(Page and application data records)
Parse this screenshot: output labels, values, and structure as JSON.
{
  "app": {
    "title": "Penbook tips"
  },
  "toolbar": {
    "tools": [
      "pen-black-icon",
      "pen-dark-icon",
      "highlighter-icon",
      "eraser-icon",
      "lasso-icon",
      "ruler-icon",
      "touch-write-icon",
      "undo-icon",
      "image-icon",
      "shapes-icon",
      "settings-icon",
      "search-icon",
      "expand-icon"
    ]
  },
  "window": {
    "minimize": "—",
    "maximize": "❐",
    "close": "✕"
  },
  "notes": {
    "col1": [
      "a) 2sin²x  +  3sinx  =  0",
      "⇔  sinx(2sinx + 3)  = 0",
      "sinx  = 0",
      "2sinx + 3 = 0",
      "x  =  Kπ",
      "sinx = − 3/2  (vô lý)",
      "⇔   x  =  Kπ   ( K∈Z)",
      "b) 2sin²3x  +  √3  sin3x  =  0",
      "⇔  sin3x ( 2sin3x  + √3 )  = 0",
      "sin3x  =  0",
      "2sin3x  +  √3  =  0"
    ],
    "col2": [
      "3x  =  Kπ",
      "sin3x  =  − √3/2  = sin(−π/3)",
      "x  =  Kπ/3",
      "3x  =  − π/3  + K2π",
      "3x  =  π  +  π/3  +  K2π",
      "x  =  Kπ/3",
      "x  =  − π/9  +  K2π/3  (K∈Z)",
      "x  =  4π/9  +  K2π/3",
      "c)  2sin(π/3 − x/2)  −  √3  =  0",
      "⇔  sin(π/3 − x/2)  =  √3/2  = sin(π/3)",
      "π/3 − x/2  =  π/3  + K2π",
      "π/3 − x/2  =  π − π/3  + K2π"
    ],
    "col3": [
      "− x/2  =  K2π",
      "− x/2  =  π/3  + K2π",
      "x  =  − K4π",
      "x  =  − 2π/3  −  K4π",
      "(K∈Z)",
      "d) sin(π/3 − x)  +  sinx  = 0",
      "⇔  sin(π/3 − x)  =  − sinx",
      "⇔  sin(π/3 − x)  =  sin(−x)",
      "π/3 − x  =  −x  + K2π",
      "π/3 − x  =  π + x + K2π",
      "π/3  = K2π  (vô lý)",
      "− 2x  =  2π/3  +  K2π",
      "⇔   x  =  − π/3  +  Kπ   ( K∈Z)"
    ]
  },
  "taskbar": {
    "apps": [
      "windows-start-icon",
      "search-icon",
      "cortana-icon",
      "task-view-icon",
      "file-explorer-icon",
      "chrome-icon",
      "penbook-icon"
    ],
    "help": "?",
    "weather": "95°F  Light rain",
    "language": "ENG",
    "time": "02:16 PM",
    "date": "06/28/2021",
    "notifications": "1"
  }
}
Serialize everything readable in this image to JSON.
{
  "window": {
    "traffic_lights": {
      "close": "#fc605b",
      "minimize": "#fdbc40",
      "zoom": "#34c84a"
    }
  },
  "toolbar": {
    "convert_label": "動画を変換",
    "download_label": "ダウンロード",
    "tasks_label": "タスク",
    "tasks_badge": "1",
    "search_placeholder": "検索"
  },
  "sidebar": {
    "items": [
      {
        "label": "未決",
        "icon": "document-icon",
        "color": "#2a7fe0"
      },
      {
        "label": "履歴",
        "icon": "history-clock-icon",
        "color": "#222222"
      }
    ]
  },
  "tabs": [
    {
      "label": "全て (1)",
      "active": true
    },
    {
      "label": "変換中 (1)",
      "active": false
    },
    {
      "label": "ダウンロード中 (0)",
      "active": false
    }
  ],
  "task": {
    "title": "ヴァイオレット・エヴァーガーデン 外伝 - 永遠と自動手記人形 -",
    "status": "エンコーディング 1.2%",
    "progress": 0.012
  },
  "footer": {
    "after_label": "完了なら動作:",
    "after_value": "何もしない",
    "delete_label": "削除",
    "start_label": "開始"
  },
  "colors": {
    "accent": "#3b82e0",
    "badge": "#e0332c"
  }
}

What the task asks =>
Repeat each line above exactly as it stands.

Response =>
Parse this screenshot: output labels, values, and structure as JSON.
{
  "app": {
    "title": "Penbook tips"
  },
  "toolbar": {
    "tools": [
      "pen-black-icon",
      "pen-dark-icon",
      "highlighter-icon",
      "eraser-icon",
      "lasso-icon",
      "ruler-icon",
      "touch-write-icon",
      "undo-icon",
      "image-icon",
      "shapes-icon",
      "settings-icon",
      "search-icon",
      "expand-icon"
    ]
  },
  "window": {
    "minimize": "—",
    "maximize": "❐",
    "close": "✕"
  },
  "notes": {
    "col1": [
      "a) 2sin²x  +  3sinx  =  0",
      "⇔  sinx(2sinx + 3)  = 0",
      "sinx  = 0",
      "2sinx + 3 = 0",
      "x  =  Kπ",
      "sinx = − 3/2  (vô lý)",
      "⇔   x  =  Kπ   ( K∈Z)",
      "b) 2sin²3x  +  √3  sin3x  =  0",
      "⇔  sin3x ( 2sin3x  + √3 )  = 0",
      "sin3x  =  0",
      "2sin3x  +  √3  =  0"
    ],
    "col2": [
      "3x  =  Kπ",
      "sin3x  =  − √3/2  = sin(−π/3)",
      "x  =  Kπ/3",
      "3x  =  − π/3  + K2π",
      "3x  =  π  +  π/3  +  K2π",
      "x  =  Kπ/3",
      "x  =  − π/9  +  K2π/3  (K∈Z)",
      "x  =  4π/9  +  K2π/3",
      "c)  2sin(π/3 − x/2)  −  √3  =  0",
      "⇔  sin(π/3 − x/2)  =  √3/2  = sin(π/3)",
      "π/3 − x/2  =  π/3  + K2π",
      "π/3 − x/2  =  π − π/3  + K2π"
    ],
    "col3": [
      "− x/2  =  K2π",
      "− x/2  =  π/3  + K2π",
      "x  =  − K4π",
      "x  =  − 2π/3  −  K4π",
      "(K∈Z)",
      "d) sin(π/3 − x)  +  sinx  = 0",
      "⇔  sin(π/3 − x)  =  − sinx",
      "⇔  sin(π/3 − x)  =  sin(−x)",
      "π/3 − x  =  −x  + K2π",
      "π/3 − x  =  π + x + K2π",
      "π/3  = K2π  (vô lý)",
      "− 2x  =  2π/3  +  K2π",
      "⇔   x  =  − π/3  +  Kπ   ( K∈Z)"
    ]
  },
  "taskbar": {
    "apps": [
      "windows-start-icon",
      "search-icon",
      "cortana-icon",
      "task-view-icon",
      "file-explorer-icon",
      "chrome-icon",
      "penbook-icon"
    ],
    "help": "?",
    "weather": "95°F  Light rain",
    "language": "ENG",
    "time": "02:16 PM",
    "date": "06/28/2021",
    "notifications": "1"
  }
}
Serialize everything readable in this image to JSON.
{
  "window": {
    "traffic_lights": {
      "close": "#fc605b",
      "minimize": "#fdbc40",
      "zoom": "#34c84a"
    }
  },
  "toolbar": {
    "convert_label": "動画を変換",
    "download_label": "ダウンロード",
    "tasks_label": "タスク",
    "tasks_badge": "1",
    "search_placeholder": "検索"
  },
  "sidebar": {
    "items": [
      {
        "label": "未決",
        "icon": "document-icon",
        "color": "#2a7fe0"
      },
      {
        "label": "履歴",
        "icon": "history-clock-icon",
        "color": "#222222"
      }
    ]
  },
  "tabs": [
    {
      "label": "全て (1)",
      "active": true
    },
    {
      "label": "変換中 (1)",
      "active": false
    },
    {
      "label": "ダウンロード中 (0)",
      "active": false
    }
  ],
  "task": {
    "title": "ヴァイオレット・エヴァーガーデン 外伝 - 永遠と自動手記人形 -",
    "status": "エンコーディング 1.2%",
    "progress": 0.012
  },
  "footer": {
    "after_label": "完了なら動作:",
    "after_value": "何もしない",
    "delete_label": "削除",
    "start_label": "開始"
  },
  "colors": {
    "accent": "#3b82e0",
    "badge": "#e0332c"
  }
}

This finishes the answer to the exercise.